(Assignment): Write the listing out again exactly as it stands, with no images.

*** Given records ***

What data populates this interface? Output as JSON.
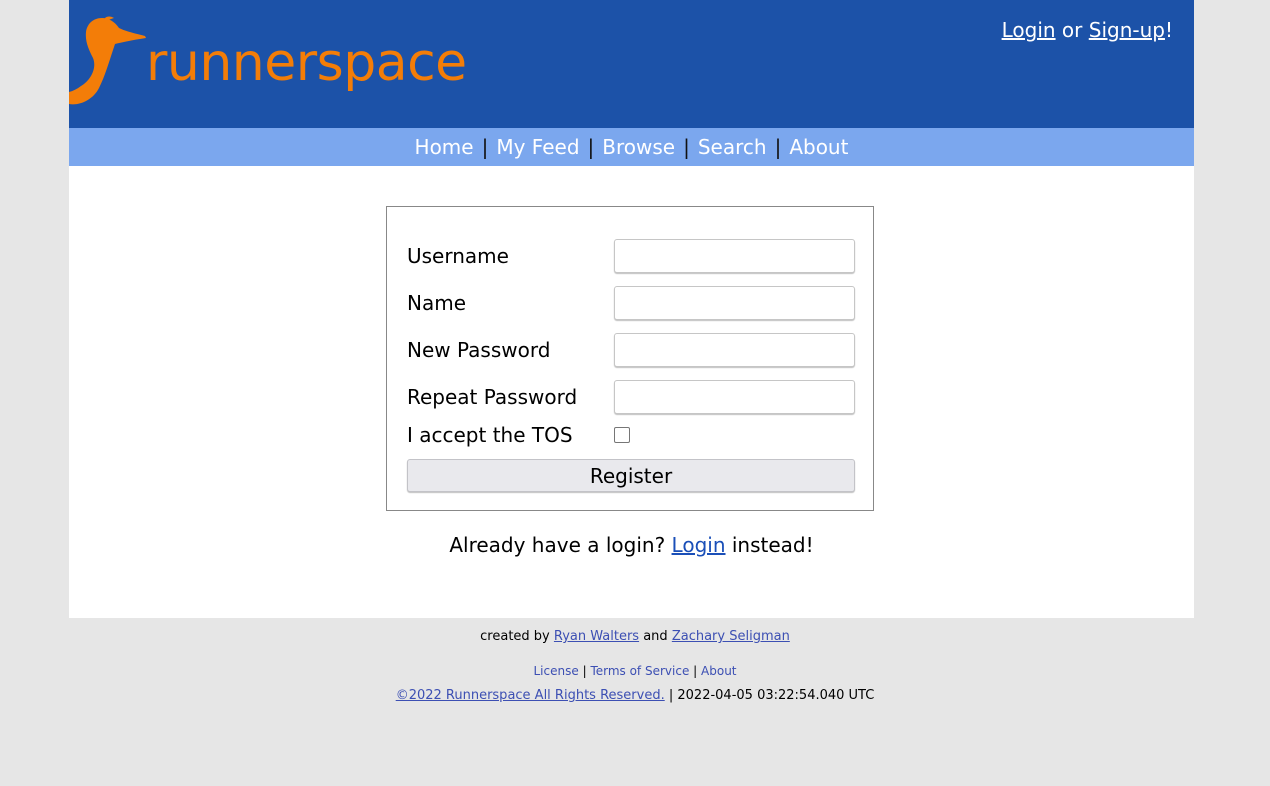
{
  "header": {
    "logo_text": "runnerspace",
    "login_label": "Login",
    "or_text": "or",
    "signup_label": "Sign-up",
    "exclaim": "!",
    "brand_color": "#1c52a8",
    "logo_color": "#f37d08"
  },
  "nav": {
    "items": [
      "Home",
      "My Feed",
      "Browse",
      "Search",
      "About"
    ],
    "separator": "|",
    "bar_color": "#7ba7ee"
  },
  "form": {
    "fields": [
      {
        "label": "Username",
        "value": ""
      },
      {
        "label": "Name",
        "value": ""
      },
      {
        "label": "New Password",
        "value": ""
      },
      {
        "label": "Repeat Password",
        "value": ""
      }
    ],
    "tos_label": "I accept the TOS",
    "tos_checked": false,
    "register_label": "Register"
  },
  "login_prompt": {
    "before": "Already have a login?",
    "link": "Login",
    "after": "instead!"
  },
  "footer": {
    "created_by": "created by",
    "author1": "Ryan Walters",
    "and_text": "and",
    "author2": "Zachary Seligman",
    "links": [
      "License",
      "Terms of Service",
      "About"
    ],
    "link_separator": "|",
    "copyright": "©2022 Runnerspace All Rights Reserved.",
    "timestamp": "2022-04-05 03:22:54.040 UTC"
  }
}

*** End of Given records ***

(Solved problem):
What data populates this interface? Output as JSON.
{
  "header": {
    "logo_text": "runnerspace",
    "login_label": "Login",
    "or_text": "or",
    "signup_label": "Sign-up",
    "exclaim": "!",
    "brand_color": "#1c52a8",
    "logo_color": "#f37d08"
  },
  "nav": {
    "items": [
      "Home",
      "My Feed",
      "Browse",
      "Search",
      "About"
    ],
    "separator": "|",
    "bar_color": "#7ba7ee"
  },
  "form": {
    "fields": [
      {
        "label": "Username",
        "value": ""
      },
      {
        "label": "Name",
        "value": ""
      },
      {
        "label": "New Password",
        "value": ""
      },
      {
        "label": "Repeat Password",
        "value": ""
      }
    ],
    "tos_label": "I accept the TOS",
    "tos_checked": false,
    "register_label": "Register"
  },
  "login_prompt": {
    "before": "Already have a login?",
    "link": "Login",
    "after": "instead!"
  },
  "footer": {
    "created_by": "created by",
    "author1": "Ryan Walters",
    "and_text": "and",
    "author2": "Zachary Seligman",
    "links": [
      "License",
      "Terms of Service",
      "About"
    ],
    "link_separator": "|",
    "copyright": "©2022 Runnerspace All Rights Reserved.",
    "timestamp": "2022-04-05 03:22:54.040 UTC"
  }
}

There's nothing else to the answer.